Problem requirements :: Look through the records below and say how many lines include "free". Give only that number.

[Collection entries]

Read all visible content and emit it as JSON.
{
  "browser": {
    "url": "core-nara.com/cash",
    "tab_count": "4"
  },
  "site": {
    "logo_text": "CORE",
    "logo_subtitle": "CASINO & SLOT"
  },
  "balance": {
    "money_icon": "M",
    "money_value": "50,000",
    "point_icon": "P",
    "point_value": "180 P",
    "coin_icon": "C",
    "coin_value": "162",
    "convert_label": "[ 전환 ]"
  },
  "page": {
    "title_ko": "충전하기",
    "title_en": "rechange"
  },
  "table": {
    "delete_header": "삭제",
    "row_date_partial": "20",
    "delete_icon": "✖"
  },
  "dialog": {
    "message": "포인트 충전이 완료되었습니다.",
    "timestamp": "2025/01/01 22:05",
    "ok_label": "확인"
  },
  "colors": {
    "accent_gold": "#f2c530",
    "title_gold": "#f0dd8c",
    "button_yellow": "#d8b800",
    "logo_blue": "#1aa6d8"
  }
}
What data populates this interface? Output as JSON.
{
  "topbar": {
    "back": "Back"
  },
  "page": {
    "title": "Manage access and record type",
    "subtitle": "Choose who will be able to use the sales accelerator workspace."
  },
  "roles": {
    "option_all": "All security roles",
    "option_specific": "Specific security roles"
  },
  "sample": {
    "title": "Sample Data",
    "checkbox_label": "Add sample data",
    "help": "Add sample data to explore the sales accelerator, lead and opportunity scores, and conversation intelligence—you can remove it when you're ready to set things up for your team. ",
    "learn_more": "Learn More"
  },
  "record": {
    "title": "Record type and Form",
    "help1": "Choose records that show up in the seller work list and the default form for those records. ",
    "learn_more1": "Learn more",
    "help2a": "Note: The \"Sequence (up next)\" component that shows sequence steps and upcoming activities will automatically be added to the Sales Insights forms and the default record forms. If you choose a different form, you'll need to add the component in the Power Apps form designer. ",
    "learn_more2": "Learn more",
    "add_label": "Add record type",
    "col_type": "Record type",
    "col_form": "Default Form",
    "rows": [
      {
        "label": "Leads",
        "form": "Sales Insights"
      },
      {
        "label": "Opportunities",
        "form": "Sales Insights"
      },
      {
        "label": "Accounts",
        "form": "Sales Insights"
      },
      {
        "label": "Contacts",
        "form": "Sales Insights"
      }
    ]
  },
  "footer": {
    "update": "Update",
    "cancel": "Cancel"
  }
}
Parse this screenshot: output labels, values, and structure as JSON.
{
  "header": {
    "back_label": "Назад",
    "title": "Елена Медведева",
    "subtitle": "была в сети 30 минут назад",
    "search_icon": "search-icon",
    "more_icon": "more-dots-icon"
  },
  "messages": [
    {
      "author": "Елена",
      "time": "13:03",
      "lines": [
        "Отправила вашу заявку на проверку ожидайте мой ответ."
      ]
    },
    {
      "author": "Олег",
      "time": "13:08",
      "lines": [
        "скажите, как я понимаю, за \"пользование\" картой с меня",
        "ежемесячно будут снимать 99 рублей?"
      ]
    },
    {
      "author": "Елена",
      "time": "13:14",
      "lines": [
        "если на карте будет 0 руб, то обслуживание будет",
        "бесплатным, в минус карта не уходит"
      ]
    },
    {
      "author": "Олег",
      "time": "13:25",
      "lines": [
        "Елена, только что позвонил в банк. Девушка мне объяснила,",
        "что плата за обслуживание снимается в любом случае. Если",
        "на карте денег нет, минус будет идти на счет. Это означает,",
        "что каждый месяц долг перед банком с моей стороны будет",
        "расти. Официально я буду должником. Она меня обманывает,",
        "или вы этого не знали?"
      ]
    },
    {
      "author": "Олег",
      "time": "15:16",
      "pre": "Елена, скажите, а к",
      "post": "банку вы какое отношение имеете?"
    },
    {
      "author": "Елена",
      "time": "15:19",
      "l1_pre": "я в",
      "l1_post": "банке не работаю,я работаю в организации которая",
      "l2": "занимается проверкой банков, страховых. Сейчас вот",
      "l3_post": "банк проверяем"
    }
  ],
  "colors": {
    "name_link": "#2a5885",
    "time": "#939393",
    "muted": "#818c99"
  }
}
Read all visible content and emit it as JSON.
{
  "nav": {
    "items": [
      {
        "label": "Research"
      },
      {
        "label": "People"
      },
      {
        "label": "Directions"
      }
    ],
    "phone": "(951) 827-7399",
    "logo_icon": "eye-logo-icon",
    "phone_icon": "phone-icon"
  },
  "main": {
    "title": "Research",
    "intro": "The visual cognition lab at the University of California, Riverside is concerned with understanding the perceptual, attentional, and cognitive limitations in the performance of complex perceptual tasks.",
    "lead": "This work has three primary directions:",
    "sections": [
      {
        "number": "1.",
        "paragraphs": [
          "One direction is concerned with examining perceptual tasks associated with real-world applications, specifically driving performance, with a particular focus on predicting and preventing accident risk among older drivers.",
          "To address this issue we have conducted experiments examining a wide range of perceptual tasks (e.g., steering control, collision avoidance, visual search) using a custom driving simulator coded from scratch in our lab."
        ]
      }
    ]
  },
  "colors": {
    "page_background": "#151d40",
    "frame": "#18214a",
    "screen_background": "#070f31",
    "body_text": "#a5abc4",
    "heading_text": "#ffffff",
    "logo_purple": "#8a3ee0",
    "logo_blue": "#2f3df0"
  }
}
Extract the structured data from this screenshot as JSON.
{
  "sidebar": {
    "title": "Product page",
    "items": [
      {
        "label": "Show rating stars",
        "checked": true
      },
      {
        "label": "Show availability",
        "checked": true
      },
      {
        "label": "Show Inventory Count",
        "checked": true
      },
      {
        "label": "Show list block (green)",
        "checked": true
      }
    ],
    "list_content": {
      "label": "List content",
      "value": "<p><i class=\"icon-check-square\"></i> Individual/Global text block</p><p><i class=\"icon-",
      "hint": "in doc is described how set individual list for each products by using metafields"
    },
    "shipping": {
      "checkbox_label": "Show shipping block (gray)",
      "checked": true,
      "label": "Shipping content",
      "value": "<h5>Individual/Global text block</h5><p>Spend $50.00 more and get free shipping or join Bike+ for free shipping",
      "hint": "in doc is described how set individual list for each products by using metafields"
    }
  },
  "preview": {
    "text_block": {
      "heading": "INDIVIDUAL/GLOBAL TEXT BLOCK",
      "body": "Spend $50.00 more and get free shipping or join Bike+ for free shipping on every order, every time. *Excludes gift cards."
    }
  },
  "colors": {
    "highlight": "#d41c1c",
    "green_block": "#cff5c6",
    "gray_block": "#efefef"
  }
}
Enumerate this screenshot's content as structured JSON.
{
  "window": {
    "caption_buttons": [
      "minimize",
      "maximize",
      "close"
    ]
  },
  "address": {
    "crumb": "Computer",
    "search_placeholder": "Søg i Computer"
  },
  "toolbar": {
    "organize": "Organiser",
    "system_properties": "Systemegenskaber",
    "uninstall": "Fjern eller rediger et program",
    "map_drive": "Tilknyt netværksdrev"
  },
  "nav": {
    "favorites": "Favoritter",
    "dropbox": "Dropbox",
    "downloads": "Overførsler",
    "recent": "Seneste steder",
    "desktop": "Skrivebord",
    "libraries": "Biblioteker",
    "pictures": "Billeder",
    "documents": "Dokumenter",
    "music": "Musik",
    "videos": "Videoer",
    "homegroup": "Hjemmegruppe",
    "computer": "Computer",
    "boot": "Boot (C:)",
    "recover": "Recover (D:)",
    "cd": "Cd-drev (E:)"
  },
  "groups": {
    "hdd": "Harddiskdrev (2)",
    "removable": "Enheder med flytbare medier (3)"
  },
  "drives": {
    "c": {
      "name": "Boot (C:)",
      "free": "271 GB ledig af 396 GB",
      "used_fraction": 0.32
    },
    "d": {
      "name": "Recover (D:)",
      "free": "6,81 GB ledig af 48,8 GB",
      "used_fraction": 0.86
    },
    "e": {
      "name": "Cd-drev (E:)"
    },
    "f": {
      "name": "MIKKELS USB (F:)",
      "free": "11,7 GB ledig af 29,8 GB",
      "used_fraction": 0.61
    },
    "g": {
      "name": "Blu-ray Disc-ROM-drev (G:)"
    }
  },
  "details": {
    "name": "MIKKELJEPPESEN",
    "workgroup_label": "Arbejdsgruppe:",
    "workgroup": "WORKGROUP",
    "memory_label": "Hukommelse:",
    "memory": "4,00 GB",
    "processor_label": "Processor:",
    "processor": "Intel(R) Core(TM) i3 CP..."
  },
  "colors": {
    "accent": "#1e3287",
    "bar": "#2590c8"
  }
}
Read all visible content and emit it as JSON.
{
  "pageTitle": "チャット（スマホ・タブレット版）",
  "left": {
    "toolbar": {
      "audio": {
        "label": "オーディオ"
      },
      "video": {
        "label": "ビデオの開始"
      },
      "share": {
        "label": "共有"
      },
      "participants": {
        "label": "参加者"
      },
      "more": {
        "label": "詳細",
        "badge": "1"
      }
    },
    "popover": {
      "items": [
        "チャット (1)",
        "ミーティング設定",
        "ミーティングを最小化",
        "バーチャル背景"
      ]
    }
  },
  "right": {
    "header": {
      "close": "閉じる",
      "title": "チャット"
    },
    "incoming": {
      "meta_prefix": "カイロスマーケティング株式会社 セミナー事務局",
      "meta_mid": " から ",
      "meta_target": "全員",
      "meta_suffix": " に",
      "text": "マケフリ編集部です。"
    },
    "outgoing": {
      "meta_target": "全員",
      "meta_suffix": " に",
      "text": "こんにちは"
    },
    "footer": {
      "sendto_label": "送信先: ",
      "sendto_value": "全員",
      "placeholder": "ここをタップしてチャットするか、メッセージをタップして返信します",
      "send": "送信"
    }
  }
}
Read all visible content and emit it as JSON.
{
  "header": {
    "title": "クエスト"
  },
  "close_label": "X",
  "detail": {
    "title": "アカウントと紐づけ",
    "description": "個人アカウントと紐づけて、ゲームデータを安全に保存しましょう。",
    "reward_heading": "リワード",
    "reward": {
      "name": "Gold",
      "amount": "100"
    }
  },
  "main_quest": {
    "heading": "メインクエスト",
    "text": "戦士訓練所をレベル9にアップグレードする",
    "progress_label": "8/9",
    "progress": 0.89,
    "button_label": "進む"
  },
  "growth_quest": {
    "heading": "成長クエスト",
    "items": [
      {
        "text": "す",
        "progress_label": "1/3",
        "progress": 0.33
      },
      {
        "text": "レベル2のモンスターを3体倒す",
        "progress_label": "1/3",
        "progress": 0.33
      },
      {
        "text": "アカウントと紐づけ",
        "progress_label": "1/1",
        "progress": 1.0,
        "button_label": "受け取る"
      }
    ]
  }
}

Answer to this exercise :: 5